### GOAL OF THE EXERCISE
Every line containing the word "Emitir" must be pulled from the records.

Items from an interface collection:

╔══

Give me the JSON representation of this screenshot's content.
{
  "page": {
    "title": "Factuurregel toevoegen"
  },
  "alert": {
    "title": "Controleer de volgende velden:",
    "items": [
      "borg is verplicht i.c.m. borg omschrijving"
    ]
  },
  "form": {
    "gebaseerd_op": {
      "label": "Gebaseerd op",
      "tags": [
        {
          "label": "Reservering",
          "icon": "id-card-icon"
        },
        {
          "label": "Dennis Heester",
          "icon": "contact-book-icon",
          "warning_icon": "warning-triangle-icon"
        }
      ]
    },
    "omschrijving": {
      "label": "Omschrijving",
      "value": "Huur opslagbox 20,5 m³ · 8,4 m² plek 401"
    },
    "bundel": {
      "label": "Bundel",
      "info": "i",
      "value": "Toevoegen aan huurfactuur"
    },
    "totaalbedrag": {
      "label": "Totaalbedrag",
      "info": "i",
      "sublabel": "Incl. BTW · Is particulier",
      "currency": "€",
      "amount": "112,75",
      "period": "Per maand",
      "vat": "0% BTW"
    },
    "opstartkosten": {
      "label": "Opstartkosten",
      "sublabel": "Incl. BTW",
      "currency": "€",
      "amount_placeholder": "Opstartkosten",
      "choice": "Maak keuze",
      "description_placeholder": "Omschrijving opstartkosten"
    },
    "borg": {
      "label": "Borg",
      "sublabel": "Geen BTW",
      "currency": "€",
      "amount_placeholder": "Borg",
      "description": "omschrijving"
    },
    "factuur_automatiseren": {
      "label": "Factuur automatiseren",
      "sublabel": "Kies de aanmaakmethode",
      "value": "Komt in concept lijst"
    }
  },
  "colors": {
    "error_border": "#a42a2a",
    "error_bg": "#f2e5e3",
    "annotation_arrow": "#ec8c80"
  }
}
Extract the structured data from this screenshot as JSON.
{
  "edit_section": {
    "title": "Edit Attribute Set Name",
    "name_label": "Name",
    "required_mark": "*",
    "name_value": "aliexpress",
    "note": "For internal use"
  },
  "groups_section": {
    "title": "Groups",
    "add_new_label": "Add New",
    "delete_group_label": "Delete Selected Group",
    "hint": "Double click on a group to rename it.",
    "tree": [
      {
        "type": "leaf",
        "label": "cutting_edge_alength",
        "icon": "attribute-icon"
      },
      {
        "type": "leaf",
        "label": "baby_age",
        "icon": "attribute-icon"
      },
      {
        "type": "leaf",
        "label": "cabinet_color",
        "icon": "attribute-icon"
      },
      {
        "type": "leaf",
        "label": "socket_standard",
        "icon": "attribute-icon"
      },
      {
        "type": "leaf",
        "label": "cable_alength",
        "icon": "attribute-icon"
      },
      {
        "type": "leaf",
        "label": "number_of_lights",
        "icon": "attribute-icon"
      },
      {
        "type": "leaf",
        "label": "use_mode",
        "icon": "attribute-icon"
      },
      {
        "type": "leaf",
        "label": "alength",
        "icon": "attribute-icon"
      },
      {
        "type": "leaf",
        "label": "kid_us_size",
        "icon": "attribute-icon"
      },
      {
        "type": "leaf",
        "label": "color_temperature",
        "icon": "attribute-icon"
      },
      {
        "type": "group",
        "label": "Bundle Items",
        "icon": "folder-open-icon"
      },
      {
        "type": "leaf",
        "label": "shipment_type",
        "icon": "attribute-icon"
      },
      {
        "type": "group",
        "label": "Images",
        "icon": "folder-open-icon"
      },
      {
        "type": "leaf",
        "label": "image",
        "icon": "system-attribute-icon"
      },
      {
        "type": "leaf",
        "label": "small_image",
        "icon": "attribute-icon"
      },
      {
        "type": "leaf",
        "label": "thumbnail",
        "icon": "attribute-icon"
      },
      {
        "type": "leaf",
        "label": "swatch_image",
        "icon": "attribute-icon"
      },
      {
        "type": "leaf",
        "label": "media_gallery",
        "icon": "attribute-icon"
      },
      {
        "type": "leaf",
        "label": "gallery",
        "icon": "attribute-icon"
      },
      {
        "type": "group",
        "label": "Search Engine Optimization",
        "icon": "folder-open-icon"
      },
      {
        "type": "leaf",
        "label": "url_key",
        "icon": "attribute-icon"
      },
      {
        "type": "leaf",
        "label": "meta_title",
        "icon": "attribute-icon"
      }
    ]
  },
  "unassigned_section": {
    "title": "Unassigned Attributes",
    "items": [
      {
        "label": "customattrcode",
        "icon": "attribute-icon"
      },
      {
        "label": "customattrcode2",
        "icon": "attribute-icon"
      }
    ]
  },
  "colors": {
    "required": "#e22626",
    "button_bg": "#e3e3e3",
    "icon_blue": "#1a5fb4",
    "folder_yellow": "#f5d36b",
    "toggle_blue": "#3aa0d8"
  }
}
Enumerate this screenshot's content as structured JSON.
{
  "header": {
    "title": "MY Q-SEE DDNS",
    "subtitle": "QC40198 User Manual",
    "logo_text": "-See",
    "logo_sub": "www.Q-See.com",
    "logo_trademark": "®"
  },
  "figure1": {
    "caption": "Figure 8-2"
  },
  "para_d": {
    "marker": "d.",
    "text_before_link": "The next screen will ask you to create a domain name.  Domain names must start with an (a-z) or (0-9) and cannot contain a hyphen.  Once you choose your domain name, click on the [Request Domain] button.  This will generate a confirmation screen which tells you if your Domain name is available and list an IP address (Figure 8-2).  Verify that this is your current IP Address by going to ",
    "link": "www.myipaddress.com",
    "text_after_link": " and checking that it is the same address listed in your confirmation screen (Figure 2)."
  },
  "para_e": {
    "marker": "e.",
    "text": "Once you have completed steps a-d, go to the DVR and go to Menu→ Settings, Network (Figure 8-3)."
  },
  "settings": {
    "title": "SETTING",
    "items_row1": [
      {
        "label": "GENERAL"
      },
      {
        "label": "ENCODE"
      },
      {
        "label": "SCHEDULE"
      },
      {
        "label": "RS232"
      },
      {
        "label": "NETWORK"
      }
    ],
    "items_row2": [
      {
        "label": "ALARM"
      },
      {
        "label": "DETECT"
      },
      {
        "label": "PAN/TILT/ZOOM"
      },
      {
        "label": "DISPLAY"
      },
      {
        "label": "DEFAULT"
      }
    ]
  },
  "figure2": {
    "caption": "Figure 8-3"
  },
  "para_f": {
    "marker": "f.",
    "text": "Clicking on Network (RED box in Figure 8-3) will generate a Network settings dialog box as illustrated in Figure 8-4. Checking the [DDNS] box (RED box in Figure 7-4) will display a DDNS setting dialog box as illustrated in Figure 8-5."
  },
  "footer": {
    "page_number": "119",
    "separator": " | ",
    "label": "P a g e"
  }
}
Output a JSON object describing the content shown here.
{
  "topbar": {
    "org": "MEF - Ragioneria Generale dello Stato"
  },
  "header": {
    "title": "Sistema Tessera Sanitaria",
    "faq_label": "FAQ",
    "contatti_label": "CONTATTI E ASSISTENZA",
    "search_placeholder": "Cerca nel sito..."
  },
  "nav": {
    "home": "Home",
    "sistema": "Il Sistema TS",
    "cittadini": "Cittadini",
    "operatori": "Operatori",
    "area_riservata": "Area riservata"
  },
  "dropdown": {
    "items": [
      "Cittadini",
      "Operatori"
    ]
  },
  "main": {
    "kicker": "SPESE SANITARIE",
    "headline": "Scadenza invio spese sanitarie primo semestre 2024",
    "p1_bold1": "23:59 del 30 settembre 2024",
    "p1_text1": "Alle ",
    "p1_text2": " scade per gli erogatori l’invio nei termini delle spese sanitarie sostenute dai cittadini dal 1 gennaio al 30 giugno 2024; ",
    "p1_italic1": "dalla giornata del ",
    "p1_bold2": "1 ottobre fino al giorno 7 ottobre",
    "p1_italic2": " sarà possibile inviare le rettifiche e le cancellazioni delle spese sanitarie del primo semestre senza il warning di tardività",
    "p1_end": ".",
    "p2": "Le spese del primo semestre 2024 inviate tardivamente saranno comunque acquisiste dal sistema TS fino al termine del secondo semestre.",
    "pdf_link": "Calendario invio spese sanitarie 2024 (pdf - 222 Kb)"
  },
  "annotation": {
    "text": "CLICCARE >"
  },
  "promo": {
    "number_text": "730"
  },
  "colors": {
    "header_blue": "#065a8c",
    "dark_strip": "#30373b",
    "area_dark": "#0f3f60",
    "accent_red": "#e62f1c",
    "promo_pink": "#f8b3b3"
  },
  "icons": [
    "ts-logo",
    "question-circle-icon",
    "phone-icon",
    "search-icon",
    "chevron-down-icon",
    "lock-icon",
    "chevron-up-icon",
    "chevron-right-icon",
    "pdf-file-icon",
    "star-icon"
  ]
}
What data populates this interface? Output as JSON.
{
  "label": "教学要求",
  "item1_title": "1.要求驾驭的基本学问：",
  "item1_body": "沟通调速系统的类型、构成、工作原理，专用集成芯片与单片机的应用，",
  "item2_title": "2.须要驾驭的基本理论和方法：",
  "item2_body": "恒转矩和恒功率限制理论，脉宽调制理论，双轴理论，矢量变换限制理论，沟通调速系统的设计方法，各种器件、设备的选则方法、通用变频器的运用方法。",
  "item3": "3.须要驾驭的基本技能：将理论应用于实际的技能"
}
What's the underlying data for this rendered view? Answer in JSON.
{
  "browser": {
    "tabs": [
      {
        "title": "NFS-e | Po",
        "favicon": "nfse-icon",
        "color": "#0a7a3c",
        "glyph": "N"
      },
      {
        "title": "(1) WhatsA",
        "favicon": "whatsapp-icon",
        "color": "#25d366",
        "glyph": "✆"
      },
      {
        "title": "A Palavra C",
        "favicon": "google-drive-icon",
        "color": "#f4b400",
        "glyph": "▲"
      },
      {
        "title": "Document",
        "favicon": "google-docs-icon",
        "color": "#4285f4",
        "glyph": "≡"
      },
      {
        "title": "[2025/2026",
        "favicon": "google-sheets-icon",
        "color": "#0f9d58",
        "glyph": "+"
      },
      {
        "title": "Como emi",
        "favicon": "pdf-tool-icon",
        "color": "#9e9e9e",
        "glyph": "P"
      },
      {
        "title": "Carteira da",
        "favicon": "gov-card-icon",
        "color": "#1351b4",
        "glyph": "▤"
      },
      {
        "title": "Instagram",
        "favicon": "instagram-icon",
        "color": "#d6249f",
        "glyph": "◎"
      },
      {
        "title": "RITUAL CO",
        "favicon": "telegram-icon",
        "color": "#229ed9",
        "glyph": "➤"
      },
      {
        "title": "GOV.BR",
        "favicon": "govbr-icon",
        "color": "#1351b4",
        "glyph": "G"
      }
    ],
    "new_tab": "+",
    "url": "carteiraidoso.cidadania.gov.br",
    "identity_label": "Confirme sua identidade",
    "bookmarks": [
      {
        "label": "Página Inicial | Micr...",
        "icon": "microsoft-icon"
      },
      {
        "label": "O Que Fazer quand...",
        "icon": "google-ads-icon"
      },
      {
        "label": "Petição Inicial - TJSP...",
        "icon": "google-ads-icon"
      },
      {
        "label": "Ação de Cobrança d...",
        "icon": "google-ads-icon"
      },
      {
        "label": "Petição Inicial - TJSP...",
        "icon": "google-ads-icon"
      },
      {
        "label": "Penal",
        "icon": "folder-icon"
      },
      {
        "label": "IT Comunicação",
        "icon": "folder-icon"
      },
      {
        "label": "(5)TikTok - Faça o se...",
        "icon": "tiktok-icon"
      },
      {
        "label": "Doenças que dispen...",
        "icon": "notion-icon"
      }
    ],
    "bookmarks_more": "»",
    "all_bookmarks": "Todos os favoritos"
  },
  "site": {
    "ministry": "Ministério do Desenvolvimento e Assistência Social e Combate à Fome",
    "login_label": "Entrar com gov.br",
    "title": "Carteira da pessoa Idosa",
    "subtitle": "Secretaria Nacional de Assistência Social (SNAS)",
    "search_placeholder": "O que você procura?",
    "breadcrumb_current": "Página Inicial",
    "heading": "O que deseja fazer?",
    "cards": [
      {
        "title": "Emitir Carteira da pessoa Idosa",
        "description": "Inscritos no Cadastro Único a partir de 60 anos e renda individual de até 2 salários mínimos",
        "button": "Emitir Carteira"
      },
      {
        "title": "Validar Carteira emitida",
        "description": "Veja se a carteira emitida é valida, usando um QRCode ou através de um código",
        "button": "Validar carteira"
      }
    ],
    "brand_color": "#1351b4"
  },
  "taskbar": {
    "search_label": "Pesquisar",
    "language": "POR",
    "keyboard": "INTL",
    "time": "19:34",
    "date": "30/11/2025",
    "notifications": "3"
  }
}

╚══

### OUTPUT OF THE TASK
        "title": "Emitir Carteira da pessoa Idosa",
        "button": "Emitir Carteira"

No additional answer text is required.